[Dataset excerpts]

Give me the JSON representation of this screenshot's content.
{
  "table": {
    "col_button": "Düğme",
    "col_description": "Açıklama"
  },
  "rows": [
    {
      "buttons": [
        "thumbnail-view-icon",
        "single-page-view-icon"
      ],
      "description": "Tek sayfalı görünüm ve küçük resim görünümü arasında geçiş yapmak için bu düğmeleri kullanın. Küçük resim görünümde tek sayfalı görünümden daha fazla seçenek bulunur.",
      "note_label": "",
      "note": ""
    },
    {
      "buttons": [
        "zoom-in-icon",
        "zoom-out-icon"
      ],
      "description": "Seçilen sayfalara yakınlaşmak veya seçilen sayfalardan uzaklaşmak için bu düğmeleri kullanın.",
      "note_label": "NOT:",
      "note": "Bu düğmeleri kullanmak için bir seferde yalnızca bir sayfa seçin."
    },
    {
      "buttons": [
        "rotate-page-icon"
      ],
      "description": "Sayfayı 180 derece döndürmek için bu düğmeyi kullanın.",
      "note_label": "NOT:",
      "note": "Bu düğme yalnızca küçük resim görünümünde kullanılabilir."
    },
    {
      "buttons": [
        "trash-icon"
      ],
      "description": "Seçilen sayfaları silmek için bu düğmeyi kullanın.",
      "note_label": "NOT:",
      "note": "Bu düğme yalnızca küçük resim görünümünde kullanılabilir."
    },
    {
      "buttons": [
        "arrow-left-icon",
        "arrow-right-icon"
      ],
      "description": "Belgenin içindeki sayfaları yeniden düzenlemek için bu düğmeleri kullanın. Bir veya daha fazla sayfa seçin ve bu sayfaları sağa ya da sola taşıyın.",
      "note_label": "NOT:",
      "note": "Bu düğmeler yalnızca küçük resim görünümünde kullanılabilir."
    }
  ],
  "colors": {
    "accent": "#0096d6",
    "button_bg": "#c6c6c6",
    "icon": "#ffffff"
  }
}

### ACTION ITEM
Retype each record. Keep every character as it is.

### THE COMPLETED TASK
Give me the JSON representation of this screenshot's content.
{
  "table": {
    "col_button": "Düğme",
    "col_description": "Açıklama"
  },
  "rows": [
    {
      "buttons": [
        "thumbnail-view-icon",
        "single-page-view-icon"
      ],
      "description": "Tek sayfalı görünüm ve küçük resim görünümü arasında geçiş yapmak için bu düğmeleri kullanın. Küçük resim görünümde tek sayfalı görünümden daha fazla seçenek bulunur.",
      "note_label": "",
      "note": ""
    },
    {
      "buttons": [
        "zoom-in-icon",
        "zoom-out-icon"
      ],
      "description": "Seçilen sayfalara yakınlaşmak veya seçilen sayfalardan uzaklaşmak için bu düğmeleri kullanın.",
      "note_label": "NOT:",
      "note": "Bu düğmeleri kullanmak için bir seferde yalnızca bir sayfa seçin."
    },
    {
      "buttons": [
        "rotate-page-icon"
      ],
      "description": "Sayfayı 180 derece döndürmek için bu düğmeyi kullanın.",
      "note_label": "NOT:",
      "note": "Bu düğme yalnızca küçük resim görünümünde kullanılabilir."
    },
    {
      "buttons": [
        "trash-icon"
      ],
      "description": "Seçilen sayfaları silmek için bu düğmeyi kullanın.",
      "note_label": "NOT:",
      "note": "Bu düğme yalnızca küçük resim görünümünde kullanılabilir."
    },
    {
      "buttons": [
        "arrow-left-icon",
        "arrow-right-icon"
      ],
      "description": "Belgenin içindeki sayfaları yeniden düzenlemek için bu düğmeleri kullanın. Bir veya daha fazla sayfa seçin ve bu sayfaları sağa ya da sola taşıyın.",
      "note_label": "NOT:",
      "note": "Bu düğmeler yalnızca küçük resim görünümünde kullanılabilir."
    }
  ],
  "colors": {
    "accent": "#0096d6",
    "button_bg": "#c6c6c6",
    "icon": "#ffffff"
  }
}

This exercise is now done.